Aim of the exercise:
Scan the entries below. Return every line that includes "true".

(Stored data Opens)

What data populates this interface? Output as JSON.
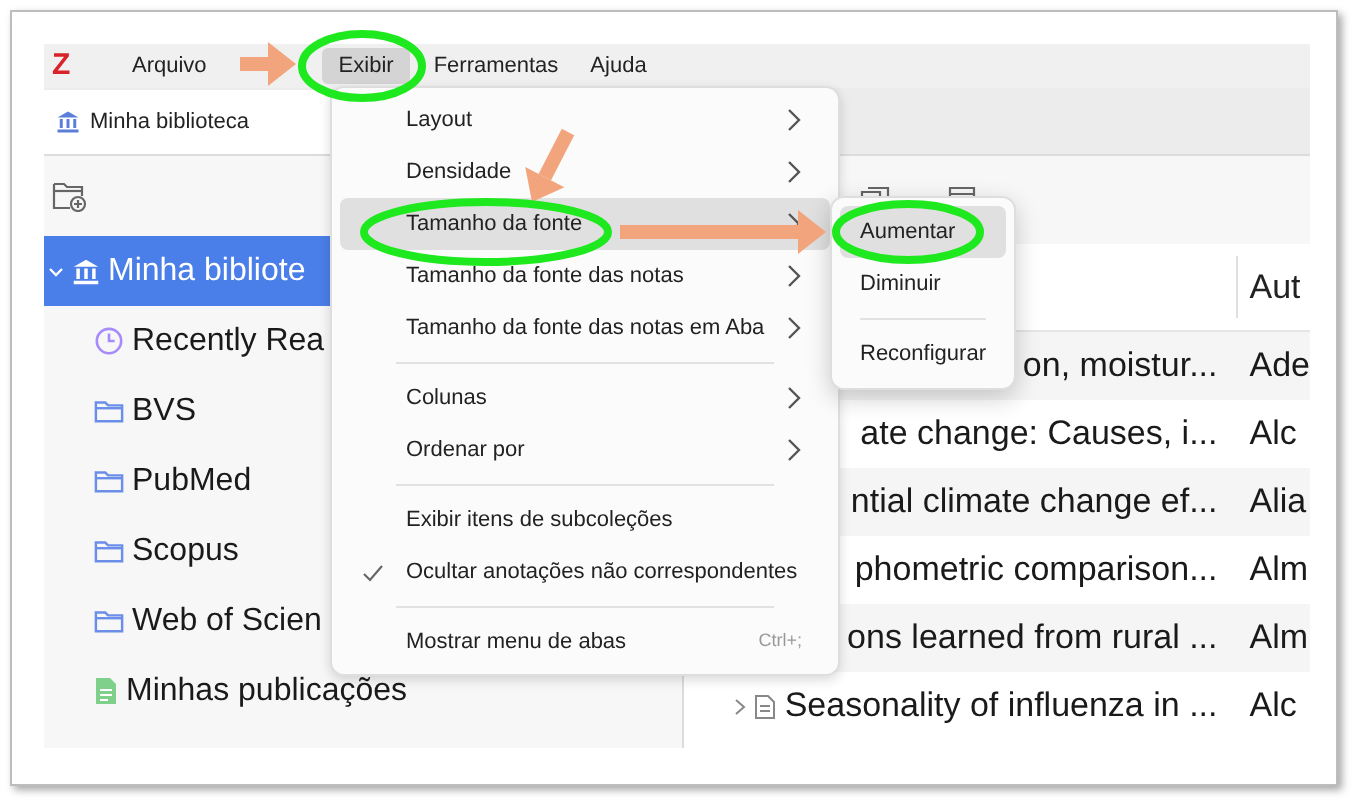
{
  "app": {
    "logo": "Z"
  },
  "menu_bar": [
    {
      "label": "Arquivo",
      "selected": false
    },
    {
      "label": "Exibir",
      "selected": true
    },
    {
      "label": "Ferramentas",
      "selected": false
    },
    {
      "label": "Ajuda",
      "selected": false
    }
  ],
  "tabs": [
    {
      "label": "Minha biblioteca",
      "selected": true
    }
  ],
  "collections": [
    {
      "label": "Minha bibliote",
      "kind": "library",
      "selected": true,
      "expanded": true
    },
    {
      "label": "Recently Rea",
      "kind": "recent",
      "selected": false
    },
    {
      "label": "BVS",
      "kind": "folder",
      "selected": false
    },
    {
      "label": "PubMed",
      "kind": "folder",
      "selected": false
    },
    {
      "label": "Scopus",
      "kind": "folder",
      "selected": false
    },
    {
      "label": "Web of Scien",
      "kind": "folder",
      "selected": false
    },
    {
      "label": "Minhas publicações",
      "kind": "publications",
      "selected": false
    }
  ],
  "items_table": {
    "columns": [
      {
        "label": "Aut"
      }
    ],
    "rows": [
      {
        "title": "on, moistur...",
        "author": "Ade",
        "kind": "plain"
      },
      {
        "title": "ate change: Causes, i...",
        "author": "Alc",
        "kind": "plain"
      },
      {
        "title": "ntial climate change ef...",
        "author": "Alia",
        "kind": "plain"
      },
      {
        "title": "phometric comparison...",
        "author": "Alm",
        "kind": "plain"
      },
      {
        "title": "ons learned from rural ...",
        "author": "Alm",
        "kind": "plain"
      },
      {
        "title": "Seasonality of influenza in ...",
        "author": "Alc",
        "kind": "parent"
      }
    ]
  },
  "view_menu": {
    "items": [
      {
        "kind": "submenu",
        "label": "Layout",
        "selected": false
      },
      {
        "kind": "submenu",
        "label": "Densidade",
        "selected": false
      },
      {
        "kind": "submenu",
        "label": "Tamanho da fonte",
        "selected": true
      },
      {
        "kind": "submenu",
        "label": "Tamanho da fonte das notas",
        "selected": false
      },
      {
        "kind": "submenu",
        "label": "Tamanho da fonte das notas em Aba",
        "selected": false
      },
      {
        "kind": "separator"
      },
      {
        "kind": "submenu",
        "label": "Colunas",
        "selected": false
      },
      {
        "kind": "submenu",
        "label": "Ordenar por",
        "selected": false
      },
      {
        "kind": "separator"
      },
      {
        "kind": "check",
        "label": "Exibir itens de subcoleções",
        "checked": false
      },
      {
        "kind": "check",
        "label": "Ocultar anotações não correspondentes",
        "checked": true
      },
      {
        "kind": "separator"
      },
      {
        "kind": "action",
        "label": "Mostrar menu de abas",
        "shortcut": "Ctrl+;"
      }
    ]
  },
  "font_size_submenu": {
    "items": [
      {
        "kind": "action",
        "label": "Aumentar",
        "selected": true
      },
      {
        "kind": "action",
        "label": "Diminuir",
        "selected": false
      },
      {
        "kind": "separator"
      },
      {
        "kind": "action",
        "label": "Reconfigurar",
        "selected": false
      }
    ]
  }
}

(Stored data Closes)
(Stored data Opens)

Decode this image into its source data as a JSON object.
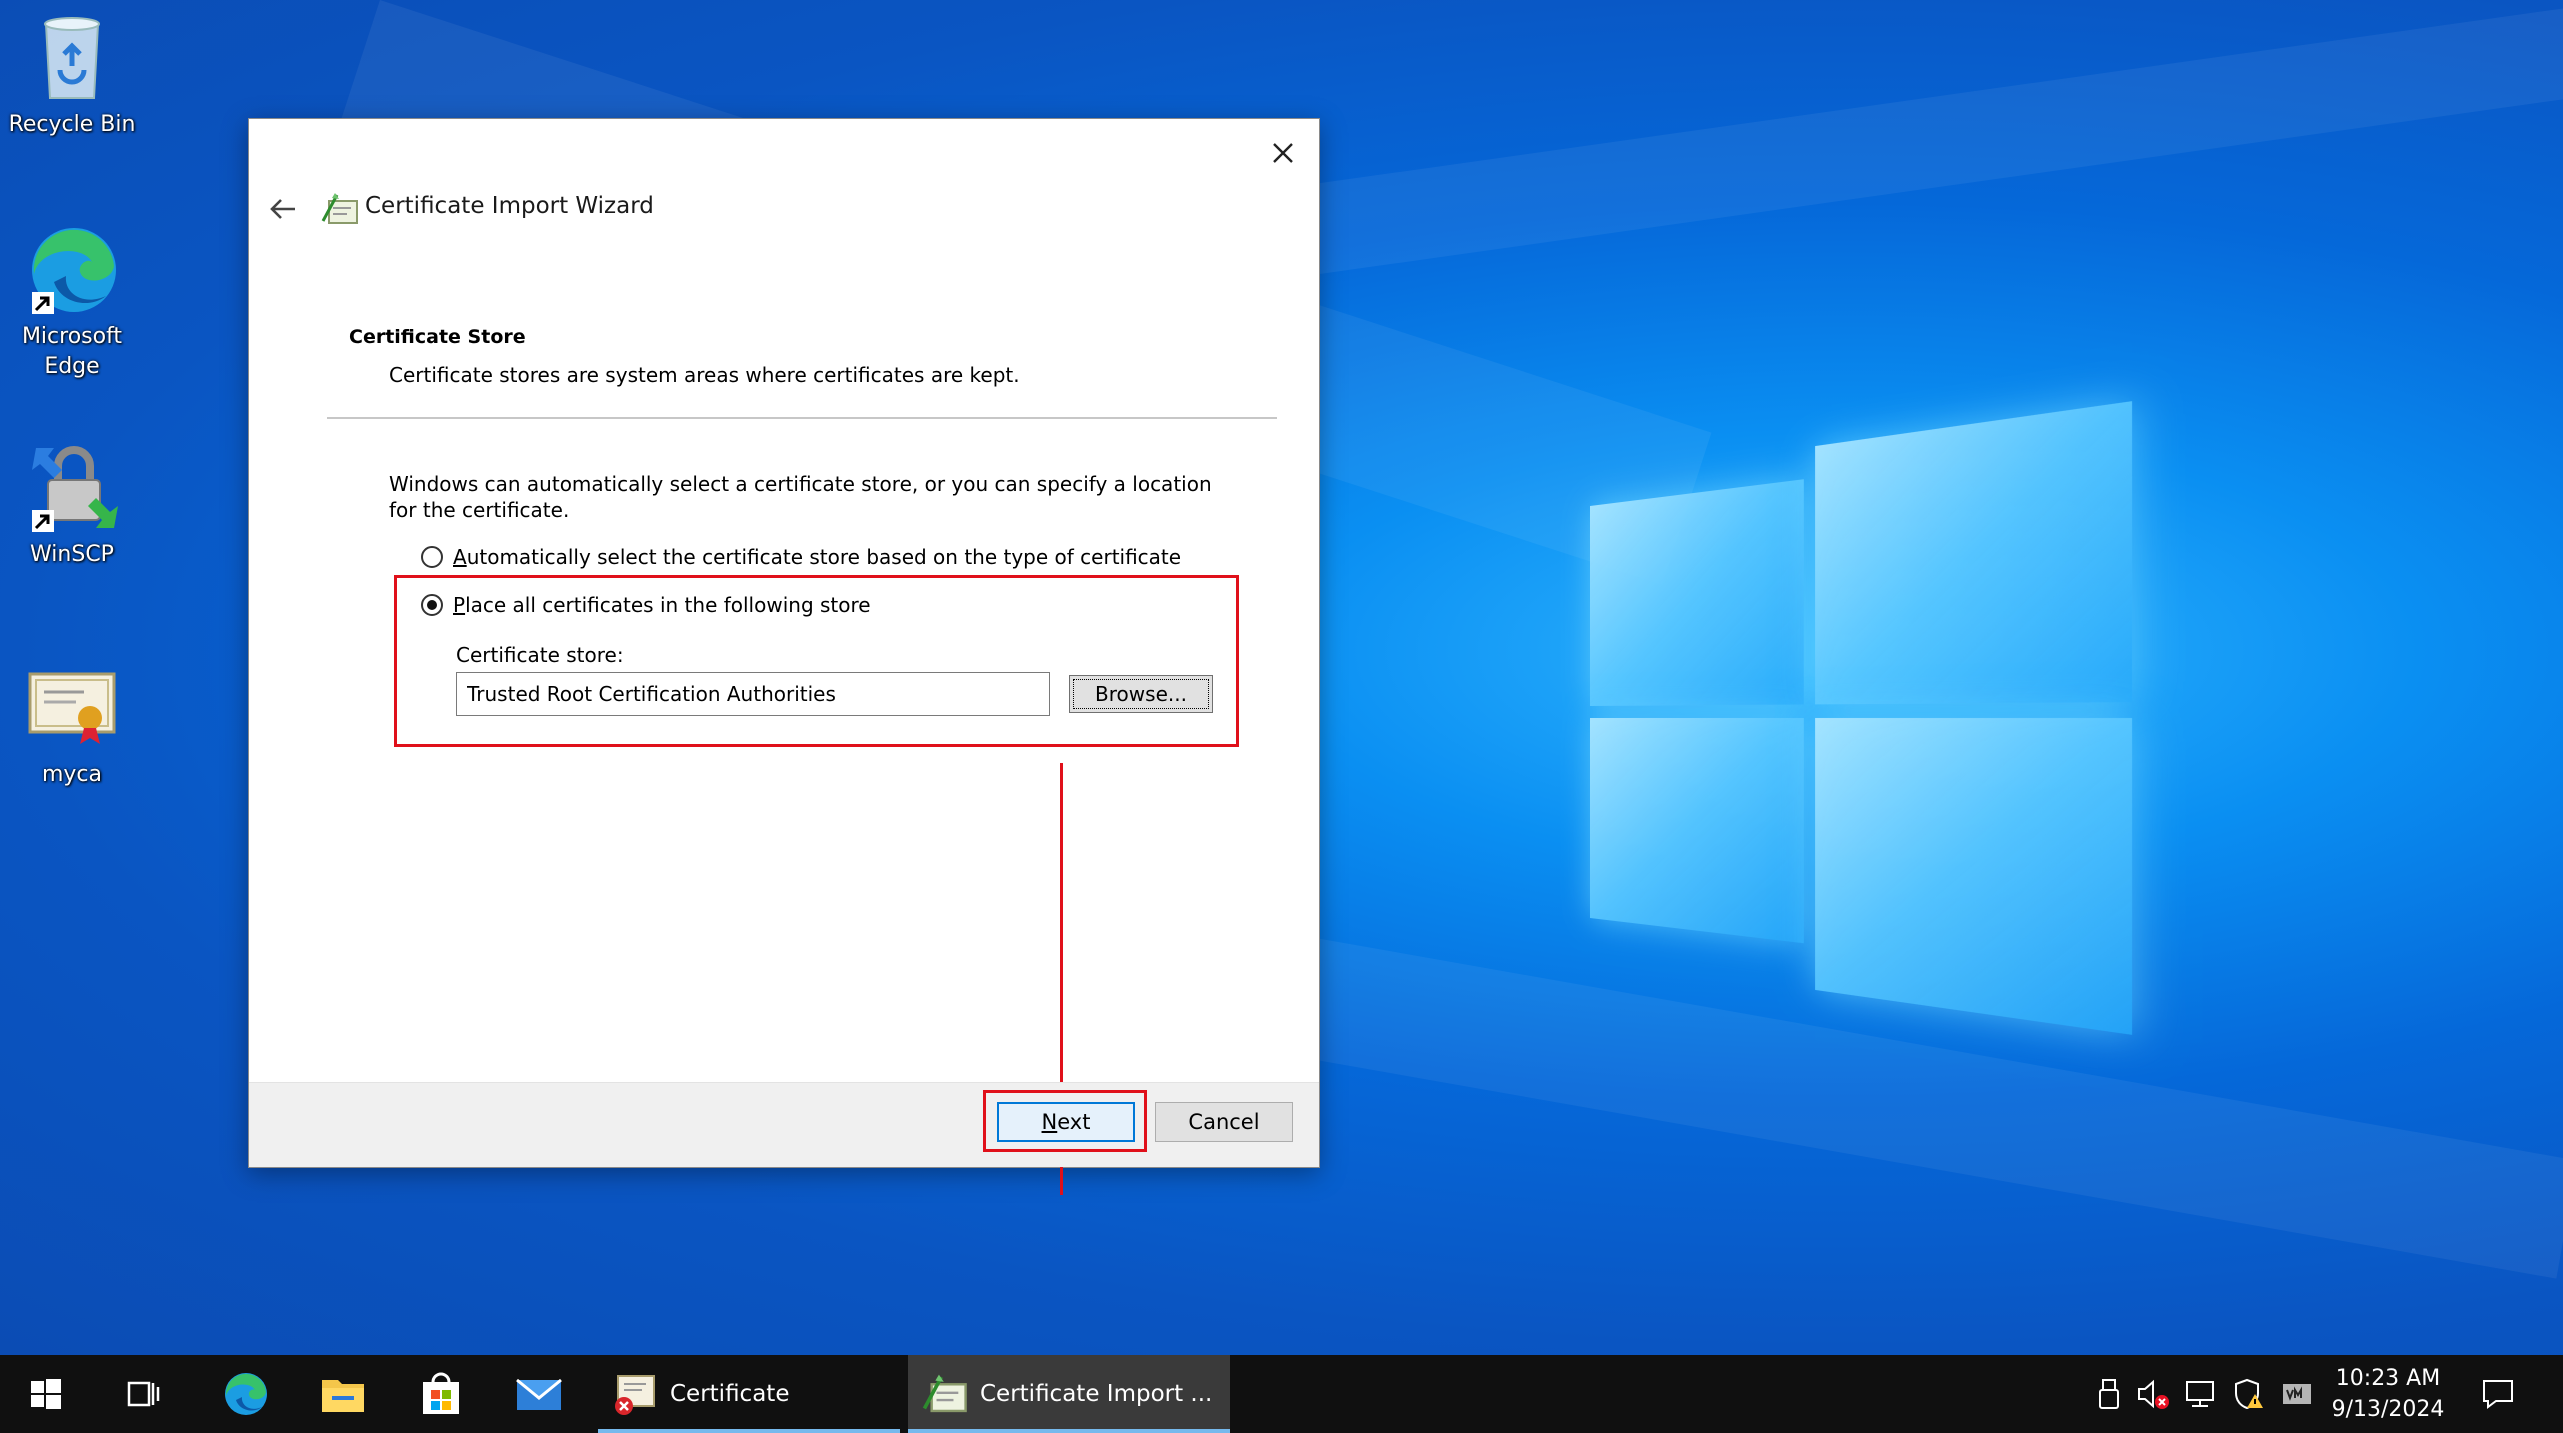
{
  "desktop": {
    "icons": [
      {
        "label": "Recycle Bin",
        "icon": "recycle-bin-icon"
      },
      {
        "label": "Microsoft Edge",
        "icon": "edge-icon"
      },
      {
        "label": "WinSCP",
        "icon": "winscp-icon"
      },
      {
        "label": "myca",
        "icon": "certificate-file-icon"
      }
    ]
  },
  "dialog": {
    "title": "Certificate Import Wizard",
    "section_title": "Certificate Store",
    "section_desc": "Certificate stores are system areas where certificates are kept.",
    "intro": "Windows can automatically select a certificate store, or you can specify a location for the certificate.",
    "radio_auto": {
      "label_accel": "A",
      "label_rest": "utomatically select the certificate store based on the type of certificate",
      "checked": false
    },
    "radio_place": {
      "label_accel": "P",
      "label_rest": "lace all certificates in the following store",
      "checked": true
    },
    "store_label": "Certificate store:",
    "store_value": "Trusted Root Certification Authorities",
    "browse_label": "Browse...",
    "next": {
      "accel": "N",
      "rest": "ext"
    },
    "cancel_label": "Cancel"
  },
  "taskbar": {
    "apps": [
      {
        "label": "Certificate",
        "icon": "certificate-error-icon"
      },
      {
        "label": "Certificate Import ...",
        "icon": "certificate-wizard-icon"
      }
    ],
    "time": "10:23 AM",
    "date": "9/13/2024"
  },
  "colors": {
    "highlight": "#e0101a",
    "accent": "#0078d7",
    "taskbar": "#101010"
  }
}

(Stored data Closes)

Response below:
      "selected": true
      "selected": true
      "selected": true,
      "expanded": true
        "selected": true
        "checked": true
        "selected": true
      "checked": true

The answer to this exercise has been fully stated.